Animal Diversity Web (ADW) is an online database of animal natural history,|
distribution, classification, and conservation biology at the University of
Animal Diversity Web Has
Thousands of species accounts about individual animal species. These may
include text, pictures of living animals, photographs and movies of specimens,
and/or recordings of sounds. Students write the text of these accounts and we
cannot guarantee their accuracy.
Descriptions of levels of organization above the species level, especially
phyla, classes, and in some cases, orders and families. Hundreds of hyperlinked
pages and images illustrate the traits and general biology of these groups.
Professional biologists prepare this part.
Animal Diversity Web Is
An Online Encyclopedia.
ADW is a large searchable encyclopedia of the natural history of animals. Every
day, thousands of classroom students and informal visitors use it to answer
animal questions. Other sites specialize in local, endangered, or particular
kinds of animals. We aim to be as comprehensive as possible.
A Science Learning Tool.
ADW facilitates inquiry-driven learning, that is, teaching about science by
leading students to use the methods of science. Our large database is
structured, providing consistent information for all species to foster
comparisons. An advanced search tool allows a user to call up species accounts
fitting any combination of descriptors. Students can explore for patterns and
relationships, learn how to frame and answer scientific questions and, with the
help of a good teacher, experience the excitement and satisfaction of doing
science. Our long-term goal is to create a database rich enough that students
can discover for themselves basic concepts in ecology and conservation biology.
A Virtual Museum
ADW provides a way to make the contents of research museums available globally
for teaching and research. So far, our efforts have been directed mainly at
mammals. Photographs of scientific specimens are available for representative
species from most mammal families. We've also included several hundred Quick
Time Virtual Reality Movies of skulls. These allow the user to "rotate" the
specimen, providing an excellent impression of its 3-dimensional structure.

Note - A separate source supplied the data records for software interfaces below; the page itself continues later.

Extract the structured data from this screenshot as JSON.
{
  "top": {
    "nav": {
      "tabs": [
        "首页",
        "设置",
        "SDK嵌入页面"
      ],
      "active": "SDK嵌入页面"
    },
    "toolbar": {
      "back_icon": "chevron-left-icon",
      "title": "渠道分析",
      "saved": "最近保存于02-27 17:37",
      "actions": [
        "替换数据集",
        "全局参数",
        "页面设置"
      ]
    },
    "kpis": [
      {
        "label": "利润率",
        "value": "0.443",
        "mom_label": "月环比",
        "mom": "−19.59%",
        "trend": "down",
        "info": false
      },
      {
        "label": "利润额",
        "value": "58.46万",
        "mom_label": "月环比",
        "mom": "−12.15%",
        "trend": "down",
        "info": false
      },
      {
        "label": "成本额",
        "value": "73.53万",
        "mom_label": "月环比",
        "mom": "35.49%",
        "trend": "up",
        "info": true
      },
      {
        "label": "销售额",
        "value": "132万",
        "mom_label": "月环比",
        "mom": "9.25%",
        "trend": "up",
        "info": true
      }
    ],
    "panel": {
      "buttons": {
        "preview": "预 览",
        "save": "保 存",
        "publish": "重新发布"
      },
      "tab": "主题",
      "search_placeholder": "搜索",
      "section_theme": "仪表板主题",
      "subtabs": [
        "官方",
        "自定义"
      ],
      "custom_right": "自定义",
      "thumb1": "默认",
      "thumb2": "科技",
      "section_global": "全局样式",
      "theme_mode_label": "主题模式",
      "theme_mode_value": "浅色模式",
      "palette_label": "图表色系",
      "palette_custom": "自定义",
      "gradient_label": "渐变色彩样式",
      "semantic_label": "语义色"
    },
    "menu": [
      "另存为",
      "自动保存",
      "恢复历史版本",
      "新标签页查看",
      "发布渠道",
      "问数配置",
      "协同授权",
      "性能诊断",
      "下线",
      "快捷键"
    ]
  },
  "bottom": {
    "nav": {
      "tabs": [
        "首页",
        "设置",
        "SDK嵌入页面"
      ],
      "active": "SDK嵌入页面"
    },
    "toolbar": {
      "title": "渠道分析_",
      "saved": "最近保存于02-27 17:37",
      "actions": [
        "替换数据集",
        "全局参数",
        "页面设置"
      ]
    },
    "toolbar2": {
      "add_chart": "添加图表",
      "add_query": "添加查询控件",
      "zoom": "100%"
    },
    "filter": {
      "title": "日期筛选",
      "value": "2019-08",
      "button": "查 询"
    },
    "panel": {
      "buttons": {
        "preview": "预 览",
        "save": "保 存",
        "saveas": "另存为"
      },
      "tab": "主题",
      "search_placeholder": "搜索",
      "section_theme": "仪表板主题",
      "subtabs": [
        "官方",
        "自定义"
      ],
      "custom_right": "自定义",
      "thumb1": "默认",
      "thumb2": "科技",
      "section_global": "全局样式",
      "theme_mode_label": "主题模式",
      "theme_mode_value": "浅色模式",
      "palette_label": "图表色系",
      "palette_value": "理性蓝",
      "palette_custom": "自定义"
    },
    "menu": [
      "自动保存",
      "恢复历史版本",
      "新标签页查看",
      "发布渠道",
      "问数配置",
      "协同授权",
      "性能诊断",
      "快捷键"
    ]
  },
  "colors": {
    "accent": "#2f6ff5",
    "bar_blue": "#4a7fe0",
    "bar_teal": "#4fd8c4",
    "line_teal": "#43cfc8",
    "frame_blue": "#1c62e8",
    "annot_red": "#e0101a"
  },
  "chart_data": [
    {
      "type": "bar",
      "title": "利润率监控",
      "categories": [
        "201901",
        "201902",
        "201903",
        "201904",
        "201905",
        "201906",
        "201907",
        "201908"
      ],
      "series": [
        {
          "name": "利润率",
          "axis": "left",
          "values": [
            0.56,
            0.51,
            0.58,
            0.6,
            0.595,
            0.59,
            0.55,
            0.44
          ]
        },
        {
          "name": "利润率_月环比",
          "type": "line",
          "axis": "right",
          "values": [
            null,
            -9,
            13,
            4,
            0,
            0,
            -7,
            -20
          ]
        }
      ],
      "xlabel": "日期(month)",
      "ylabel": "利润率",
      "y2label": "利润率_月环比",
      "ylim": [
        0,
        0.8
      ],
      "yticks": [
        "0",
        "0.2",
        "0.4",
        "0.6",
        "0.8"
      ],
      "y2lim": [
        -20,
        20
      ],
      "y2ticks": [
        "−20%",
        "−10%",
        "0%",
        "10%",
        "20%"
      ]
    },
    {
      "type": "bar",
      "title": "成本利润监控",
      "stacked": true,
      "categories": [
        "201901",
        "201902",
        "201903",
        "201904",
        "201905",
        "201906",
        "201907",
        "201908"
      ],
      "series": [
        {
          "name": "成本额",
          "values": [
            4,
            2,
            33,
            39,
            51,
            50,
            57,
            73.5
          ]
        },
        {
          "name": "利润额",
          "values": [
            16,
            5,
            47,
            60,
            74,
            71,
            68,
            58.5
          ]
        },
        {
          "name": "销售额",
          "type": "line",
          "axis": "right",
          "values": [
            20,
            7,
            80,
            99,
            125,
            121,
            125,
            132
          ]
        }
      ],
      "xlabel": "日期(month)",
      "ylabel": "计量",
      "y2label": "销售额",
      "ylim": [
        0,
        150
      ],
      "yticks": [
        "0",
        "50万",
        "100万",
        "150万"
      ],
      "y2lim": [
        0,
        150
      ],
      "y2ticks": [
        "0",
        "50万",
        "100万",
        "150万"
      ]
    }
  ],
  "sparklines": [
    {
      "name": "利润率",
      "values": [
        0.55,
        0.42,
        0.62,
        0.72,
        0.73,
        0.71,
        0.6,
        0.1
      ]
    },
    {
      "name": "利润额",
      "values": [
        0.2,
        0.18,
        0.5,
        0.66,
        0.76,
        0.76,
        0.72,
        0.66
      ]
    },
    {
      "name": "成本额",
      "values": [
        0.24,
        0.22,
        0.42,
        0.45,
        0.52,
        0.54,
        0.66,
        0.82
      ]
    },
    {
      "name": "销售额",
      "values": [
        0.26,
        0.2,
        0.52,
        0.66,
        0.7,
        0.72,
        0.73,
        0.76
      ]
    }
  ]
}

We've written in depth about and illustrated many of the characteristics of
interest to students of mammals. An important goal for the future is to expand
to cover other groups of animals and include other media such as animal